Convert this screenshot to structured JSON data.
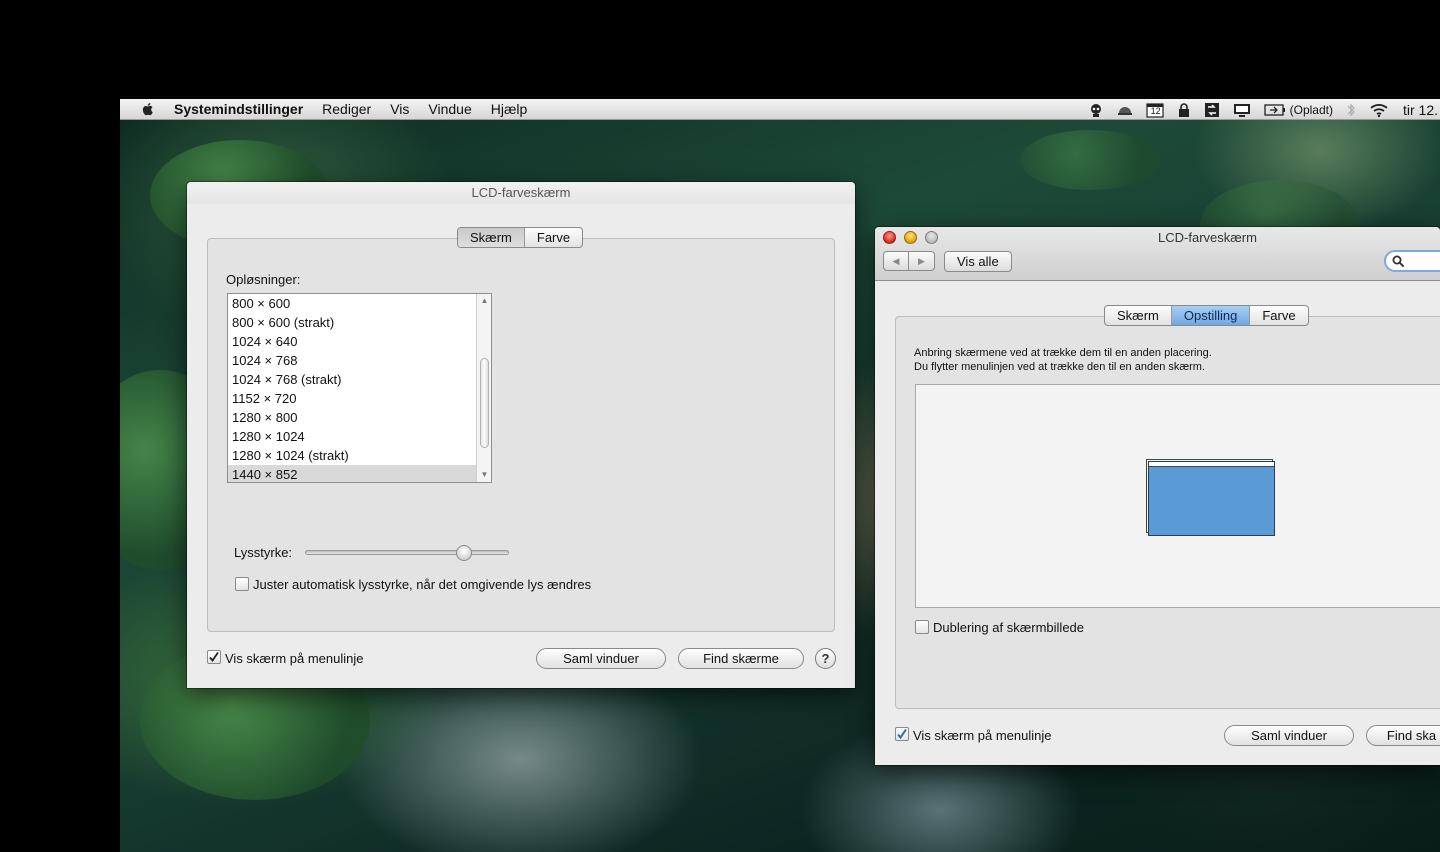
{
  "menubar": {
    "app_name": "Systemindstillinger",
    "items": [
      "Rediger",
      "Vis",
      "Vindue",
      "Hjælp"
    ],
    "battery_label": "(Opladt)",
    "calendar_day": "12",
    "clock": "tir 12."
  },
  "window_left": {
    "title": "LCD-farveskærm",
    "tabs": [
      "Skærm",
      "Farve"
    ],
    "selected_tab": "Skærm",
    "resolutions_label": "Opløsninger:",
    "resolutions": [
      "800 × 600",
      "800 × 600 (strakt)",
      "1024 × 640",
      "1024 × 768",
      "1024 × 768 (strakt)",
      "1152 × 720",
      "1280 × 800",
      "1280 × 1024",
      "1280 × 1024 (strakt)",
      "1440 × 852"
    ],
    "selected_resolution": "1440 × 852",
    "brightness_label": "Lysstyrke:",
    "brightness_level": 0.78,
    "auto_brightness_label": "Juster automatisk lysstyrke, når det omgivende lys ændres",
    "auto_brightness_checked": false,
    "show_in_menubar_label": "Vis skærm på menulinje",
    "show_in_menubar_checked": true,
    "gather_button": "Saml vinduer",
    "detect_button": "Find skærme",
    "help_button": "?"
  },
  "window_right": {
    "title": "LCD-farveskærm",
    "show_all_button": "Vis alle",
    "tabs": [
      "Skærm",
      "Opstilling",
      "Farve"
    ],
    "selected_tab": "Opstilling",
    "instructions_line1": "Anbring skærmene ved at trække dem til en anden placering.",
    "instructions_line2": "Du flytter menulinjen ved at trække den til en anden skærm.",
    "mirror_label": "Dublering af skærmbillede",
    "mirror_checked": false,
    "show_in_menubar_label": "Vis skærm på menulinje",
    "show_in_menubar_checked": true,
    "gather_button": "Saml vinduer",
    "detect_button": "Find ska"
  },
  "colors": {
    "display_blue": "#5b9bd5",
    "selected_tab_blue": "#6fa8e6",
    "checkbox_blue": "#2f6fc0"
  }
}
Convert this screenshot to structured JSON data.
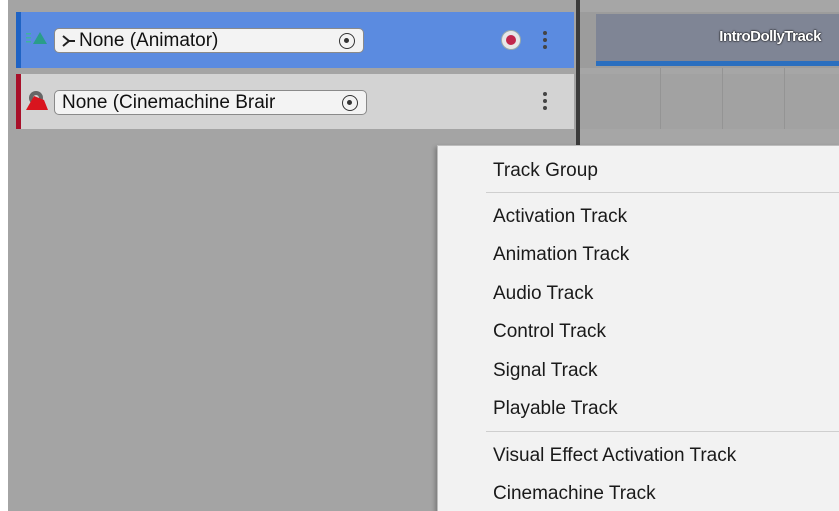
{
  "tracks": [
    {
      "binding": "None (Animator)",
      "color": "#1f63c4",
      "icon": "animation-track-icon",
      "has_record": true
    },
    {
      "binding": "None (Cinemachine Brair",
      "color": "#a8102a",
      "icon": "cinemachine-track-icon",
      "has_record": false
    }
  ],
  "timeline": {
    "clip_label": "IntroDollyTrack",
    "clip_color": "#7f8595",
    "clip_bar_color": "#2b6fbf"
  },
  "context_menu": {
    "group_item": "Track Group",
    "track_items": [
      "Activation Track",
      "Animation Track",
      "Audio Track",
      "Control Track",
      "Signal Track",
      "Playable Track"
    ],
    "extra_items": [
      "Visual Effect Activation Track",
      "Cinemachine Track"
    ]
  }
}
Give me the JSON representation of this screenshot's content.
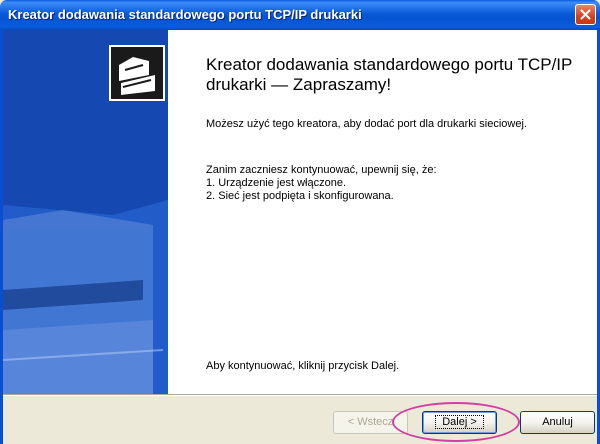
{
  "window": {
    "title": "Kreator dodawania standardowego portu TCP/IP drukarki"
  },
  "main": {
    "heading": "Kreator dodawania standardowego portu TCP/IP drukarki — Zapraszamy!",
    "intro": "Możesz użyć tego kreatora, aby dodać port dla drukarki sieciowej.",
    "checklist_intro": "Zanim zaczniesz kontynuować, upewnij się, że:",
    "checklist": [
      "1. Urządzenie jest włączone.",
      "2. Sieć jest podpięta i skonfigurowana."
    ],
    "continue_hint": "Aby kontynuować, kliknij przycisk Dalej."
  },
  "buttons": {
    "back": "< Wstecz",
    "next": "Dalej >",
    "cancel": "Anuluj"
  },
  "colors": {
    "titlebar": "#0a5bd9",
    "banner": "#1a55c2",
    "highlight_ellipse": "#d23fa0"
  }
}
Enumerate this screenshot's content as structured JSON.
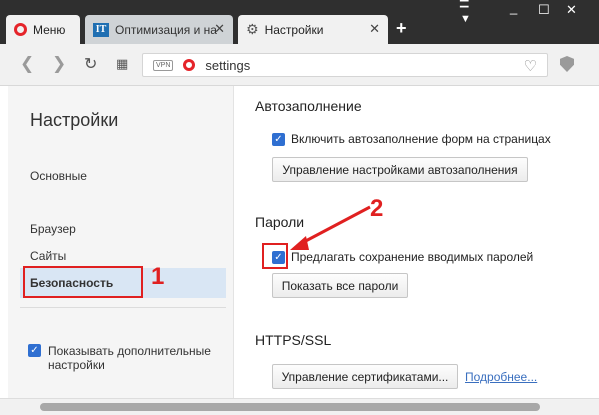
{
  "tabs": [
    {
      "label": "Меню",
      "icon": "opera-logo-icon"
    },
    {
      "label": "Оптимизация и на",
      "icon": "it-site-icon"
    },
    {
      "label": "Настройки",
      "icon": "gear-icon"
    }
  ],
  "addressbar": {
    "vpn_badge": "VPN",
    "url": "settings"
  },
  "sidebar": {
    "title": "Настройки",
    "items": [
      {
        "label": "Основные"
      },
      {
        "label": "Браузер"
      },
      {
        "label": "Сайты"
      },
      {
        "label": "Безопасность",
        "selected": true
      }
    ],
    "advanced_checkbox_label": "Показывать дополнительные настройки",
    "callout_number": "1"
  },
  "autofill": {
    "title": "Автозаполнение",
    "checkbox_label": "Включить автозаполнение форм на страницах",
    "button_label": "Управление настройками автозаполнения"
  },
  "passwords": {
    "title": "Пароли",
    "checkbox_label": "Предлагать сохранение вводимых паролей",
    "button_label": "Показать все пароли",
    "callout_number": "2"
  },
  "https": {
    "title": "HTTPS/SSL",
    "button_label": "Управление сертификатами...",
    "link_label": "Подробнее..."
  },
  "colors": {
    "accent": "#2f6fd1",
    "annotation": "#e02020",
    "opera_red": "#e5242a"
  }
}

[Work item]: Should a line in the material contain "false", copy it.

[Solution to this task]:
    "auto_brightness_checked": false,
    "mirror_checked": false,
      "has_record": false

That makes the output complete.